The group conducted a survey of over 500 people across six counties in Upstate and Central New York. Participants reported on their production and consumption of wild and backyard foods – from gardening, poultry rearing, foraging and hunting and/or fishing – during the pandemic compared to the previous year. Because respondents were recruited in a convenience sample, they likely overrepresented interest in these activities. They also tended to be whiter, more educated, and wealthier than average New Yorkers.
An increase in homegrown food
Results showed that only a small number of participants were new to wild and backyard food-related pursuits, and across different activities, 40 to 46 percent of people increased the amount of time they invested. Conversely, a notable minority of respondents reduced their activities, possibly due to them being essential workers or parents with children suddenly at home.
The researchers were especially interested to see whether people also consumed the food they produced. Indeed, they did. While diets generally worsened during the pandemic, gardening and poultry rearing for meat and eggs may have contributed to buffering those effects in the study region. “People were actually consuming really meaningful quantities,” Fiorella said. The average frequency of consumption for home-produced eggs, for example, was 16.4 times per month, and 5.8 times per month for home-produced poultry meat. Consumption at this level fulfills over 50 percent of the USDA’s recommendation for monthly protein foods. Likewise, the study estimated gardeners met 17 percent of their monthly fruits and vegetable consumption needs.
“People reported harvesting and eating wild and backyard foods to have more control over food availability – a key dimension of food insecurity – compared to before the pandemic,” Coffin-Schmitt added. “This was true even though the people we surveyed were almost entirely considered food secure based on their responses. We think this could show how much anxiety about conventional food systems the pandemic inspired.”
An untapped safety net
Concurrently, the study draws attention to the wealth of local know-how already available. “Participating in these activities brings you into this network, where you share both food and knowledge with each other,” Fiorella said. She hopes that the study will help agencies with a strong interest in supporting people in hunting, fishing and gardening – including the state’s Department of Environmental Conservation and the network of Cornell Cooperative Extension offices – tap into the existing resources while providing more targeted assistance to communities. “Experience with these activities lets people access them in a crisis, which we may need in the future, given not only the possibility of future pandemics but of other climate and environmental challenges we might face,” she said.

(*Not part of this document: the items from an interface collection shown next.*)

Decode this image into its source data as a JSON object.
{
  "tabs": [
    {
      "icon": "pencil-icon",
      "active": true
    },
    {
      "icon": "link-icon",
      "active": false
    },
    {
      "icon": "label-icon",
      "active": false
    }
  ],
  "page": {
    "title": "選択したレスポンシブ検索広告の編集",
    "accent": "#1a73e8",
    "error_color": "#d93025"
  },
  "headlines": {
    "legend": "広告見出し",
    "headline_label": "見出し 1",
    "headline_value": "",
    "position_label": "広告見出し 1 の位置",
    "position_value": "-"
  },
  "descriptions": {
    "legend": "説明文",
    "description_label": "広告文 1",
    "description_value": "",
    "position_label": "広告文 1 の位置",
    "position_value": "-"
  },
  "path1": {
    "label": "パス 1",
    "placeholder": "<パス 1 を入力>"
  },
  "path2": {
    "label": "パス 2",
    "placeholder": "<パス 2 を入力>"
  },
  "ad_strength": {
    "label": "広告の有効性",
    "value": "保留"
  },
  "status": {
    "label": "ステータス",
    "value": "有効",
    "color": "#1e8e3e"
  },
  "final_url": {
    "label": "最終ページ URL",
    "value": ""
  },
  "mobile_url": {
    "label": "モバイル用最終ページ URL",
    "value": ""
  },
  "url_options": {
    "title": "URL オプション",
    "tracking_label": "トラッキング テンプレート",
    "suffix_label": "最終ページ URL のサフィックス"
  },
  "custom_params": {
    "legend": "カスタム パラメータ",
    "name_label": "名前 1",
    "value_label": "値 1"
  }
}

While agencies will have to balance drawing in participants on the one hand with certain challenges – such as increased harvest pressure on animals or hazards from foodborne disease in improperly maintained backyard poultry – on the other, individuals involved in wild and backyard food activities “tend to be really big supporters of maintaining natural lands and managing them well,” Fiorella explained. “So getting people involved is a key dimension of natural resource protection and ensuring the long term availability of the safety net wild foods can provide.”
Written by Olivia Hall